Ether One ReviewPrice:
White Paper Games
White Paper Games
First person adventure games are a genre I am helplessly attracted to, like a moth to a flame, or an idiot to UKIP. And like both of these pitiful creatures, I often find myself burned by this attraction. It turns out there's a reason why first person games have relied on guns to provide compelling experiences for so long, and it isn't because gamers are all psychopaths. Guns enable the player to interact with the world in a variety of ways at a variety of distances, and removing them leaves a gap that is very difficult to fill.
In recent years games like Dear Esther, Gone Home and Amnesia have all tried to resolve this problem, and while each attempt has been admirable, none has proved definitive. Now we have Ether One, another first-person game that eschews traditional action and violence in favour of exploration and storytelling. Can it succeed where so many others have failed?
Not quite, but it sure isn't for lack of trying.
Ether One is set in the not-too-distant future, where a research initiative is on the verge of finding a cure for dementia. This is achieved through the work of "Restorers", who enter the minds of patients through telepathic means, explore their fragmented memories and attempt to piece their life stories together, thus returning coherency to the patient's mind and treating the ailment. Ether One's story casts you as one such restorer, treating a 69 year old patient named Jean on the day before the institute's research grant expires.

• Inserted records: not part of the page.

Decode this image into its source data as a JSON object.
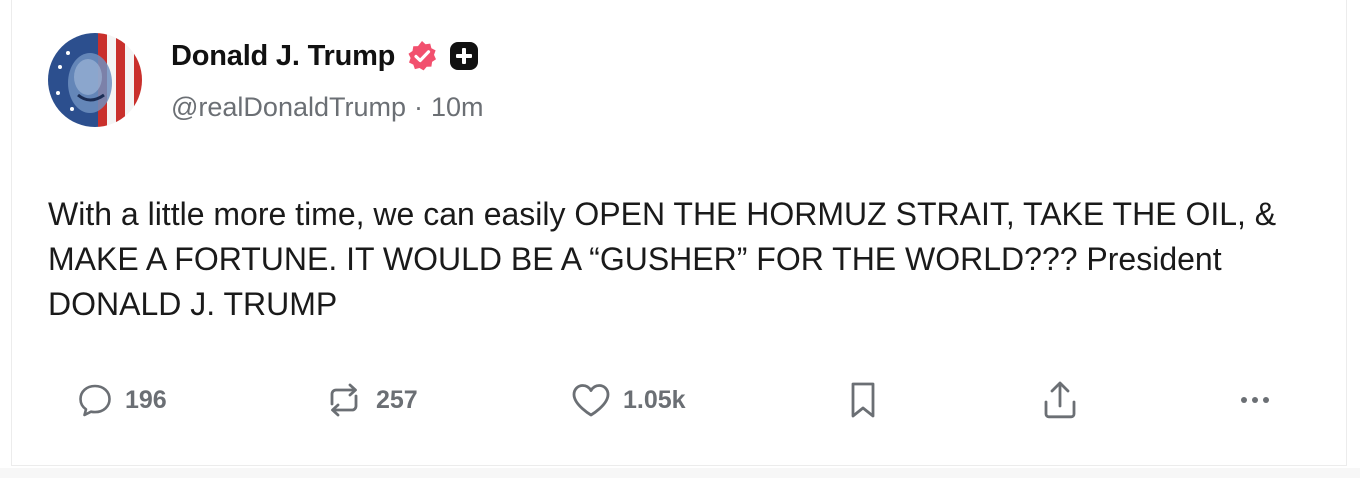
{
  "author": {
    "display_name": "Donald J. Trump",
    "handle": "@realDonaldTrump",
    "separator": "·",
    "timestamp": "10m",
    "verified_badge_color": "#f2506e",
    "plus_badge_color": "#111111"
  },
  "post": {
    "text": "With a little more time, we can easily OPEN THE HORMUZ STRAIT, TAKE THE OIL, & MAKE A FORTUNE. IT WOULD BE A “GUSHER” FOR THE WORLD??? President DONALD J. TRUMP"
  },
  "actions": {
    "replies": "196",
    "reposts": "257",
    "likes": "1.05k"
  },
  "icons": {
    "reply": "reply-icon",
    "repost": "repost-icon",
    "like": "heart-icon",
    "bookmark": "bookmark-icon",
    "share": "share-icon",
    "more": "more-icon"
  }
}
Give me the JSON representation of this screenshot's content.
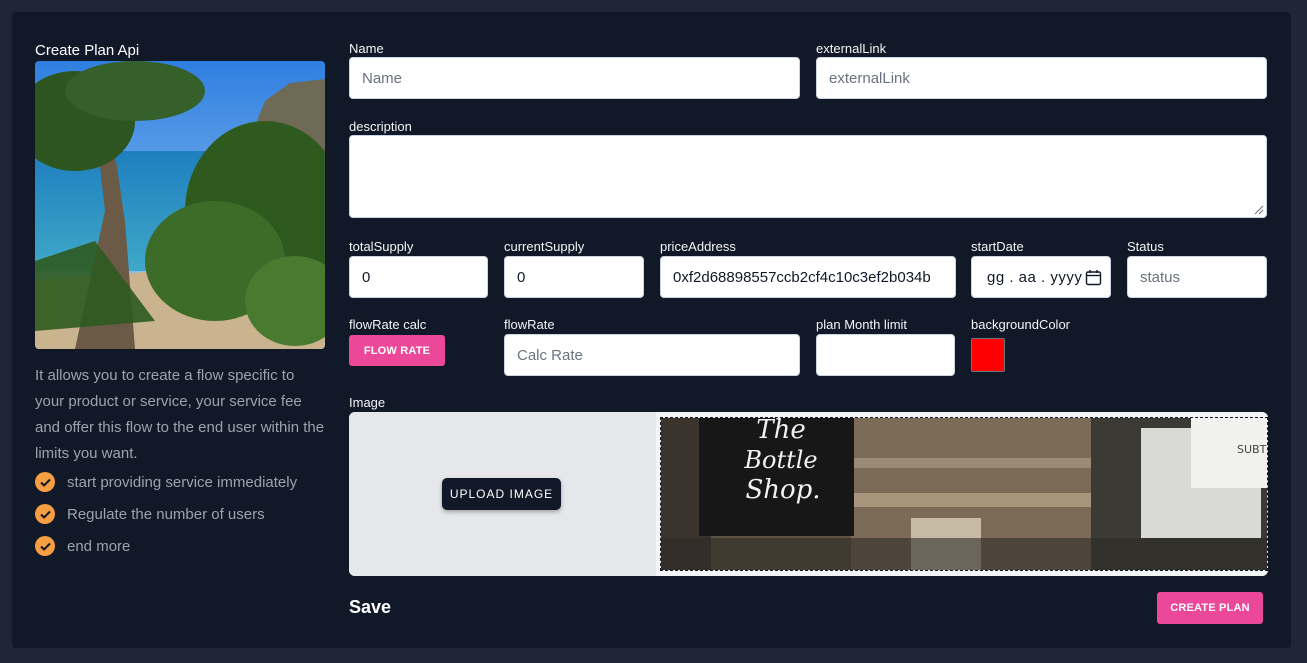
{
  "left": {
    "title": "Create Plan Api",
    "description": "It allows you to create a flow specific to your product or service, your service fee and offer this flow to the end user within the limits you want.",
    "features": [
      "start providing service immediately",
      "Regulate the number of users",
      "end more"
    ]
  },
  "form": {
    "name": {
      "label": "Name",
      "placeholder": "Name",
      "value": ""
    },
    "externalLink": {
      "label": "externalLink",
      "placeholder": "externalLink",
      "value": ""
    },
    "description": {
      "label": "description",
      "value": ""
    },
    "totalSupply": {
      "label": "totalSupply",
      "value": "0"
    },
    "currentSupply": {
      "label": "currentSupply",
      "value": "0"
    },
    "priceAddress": {
      "label": "priceAddress",
      "value": "0xf2d68898557ccb2cf4c10c3ef2b034b"
    },
    "startDate": {
      "label": "startDate",
      "placeholder": "gg . aa . yyyy"
    },
    "status": {
      "label": "Status",
      "placeholder": "status",
      "value": ""
    },
    "flowRateCalc": {
      "label": "flowRate calc",
      "button": "FLOW RATE"
    },
    "flowRate": {
      "label": "flowRate",
      "placeholder": "Calc Rate",
      "value": ""
    },
    "planMonthLimit": {
      "label": "plan Month limit",
      "value": ""
    },
    "backgroundColor": {
      "label": "backgroundColor",
      "value": "#ff0000"
    },
    "image": {
      "label": "Image",
      "upload_button": "UPLOAD IMAGE",
      "preview_text": [
        "The",
        "Bottle",
        "Shop."
      ],
      "preview_side_text": "SUBT"
    }
  },
  "footer": {
    "save": "Save",
    "create_plan": "CREATE PLAN"
  },
  "colors": {
    "accent": "#ec4899",
    "check": "#f59e42",
    "background": "#111827"
  }
}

The story has multiple layers to it, and it's this which makes it so intriguing. On the one hand, there's the story of Jean herself, who has apparently been strongly influenced by an accident at a mine near her Cornish hometown of Pinwheel. Yet weaved within this is the institute's own struggle with its research into dementia, and the plight of your supervisor - who doubles as the narrator - between human compassion, scientific objectivity, and the need for funding.
Credit must also be given to the environmental design in terms of keeping Ether One engaging. The village of Pinwheel and its surrounding locales is an absolute delight to explore. The opening area, Pinwheel's harbour, has quickly ascended to very near the top of my list of "favourite gaming locations". I want to buy a pint in the Crow's Nest pub, sit outside and watch the sun set between the masts the moored fishing vessels, listening to the waves lap against the shore, and the herring gulls cry as they wheel in the air above.